by John Richards
There is a parallel between the student protests in 2012 leading to cancellation of Quebec’s tuition fee increases and the referendum a year earlier that put a stop to sales tax reform in British Columbia. No one likes paying higher taxes or fees. But, viewed objectively, former Quebec Premier Jean Charest had a good case – as did former B.C. Premier Gordon Campbell.1
Charest defended his proposed university tuition fee increases in terms of both efficiency and equity. The efficiency case: Quebec imposes high tax rates, has a large public debt and is running deficits that, in the medium term, are untenable.

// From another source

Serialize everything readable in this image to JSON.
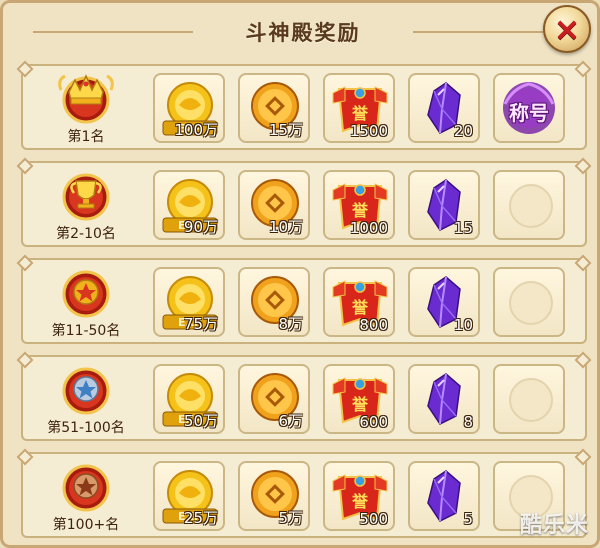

Other provinces have demonstrated that higher student fees do not discourage student enrolment (Quebec enrolment is below the Canadian average despite very low fees). The equity case: Students are overwhelmingly from families with above-average incomes, and their degrees will enable them in turn to earn above-average incomes. Hence, for reasons of both efficiency and equity students should bear a larger share of the university costs they generate.
Rather than rebut Charest’s case, the students successfully changed the debate into “questions of principle.” Can a government, thanks to its commanding a majority in a legislature, legitimately legislate whatever level of taxes – or fees – it dictates? If a significant number of people object strongly to a tax or fee, should a government be required to seek additional democratic legitimacy, say by submitting the proposal to a referendum? Students answered no to the first question and yes to the second. I disagree. My answers are yes to the first question and no to the second.
The same questions can be asked in relation to B.C.’s debate over its harmonized sales tax, in which ex-Premier Bill Vander Zalm led a successful referendum campaign that culminated in the government rescinding the HST. For the first time, Canadians decided a major tax policy in a referendum, as opposed to in a general election in which voters weigh a government’s tax decisions against other considerations. While this was the first tax referendum in Canadian history, it may not be the last.
At first sight, Quebec student leaders and Vander Zalm do not have much in common. The student leaders take inspiration from the Occupy movement and French socialist traditions of tuition-free universities; Vander Zalm is a populist in the American Tea Party tradition. There are differences between the campaigns. The students generated sufficient civil disobedience to precipitate an early general election, and the winning party, the Parti Québécois, rescinded the fee increase. While a large minority supported the students, opinion polls suggested the majority did not. B.C. has referendum legislation on the books, and Vander Zalm’s campaign successfully exploited it. What the two events have in common is that both successfully challenged the legitimacy of a major revenue-raising decision enacted by a duly elected government.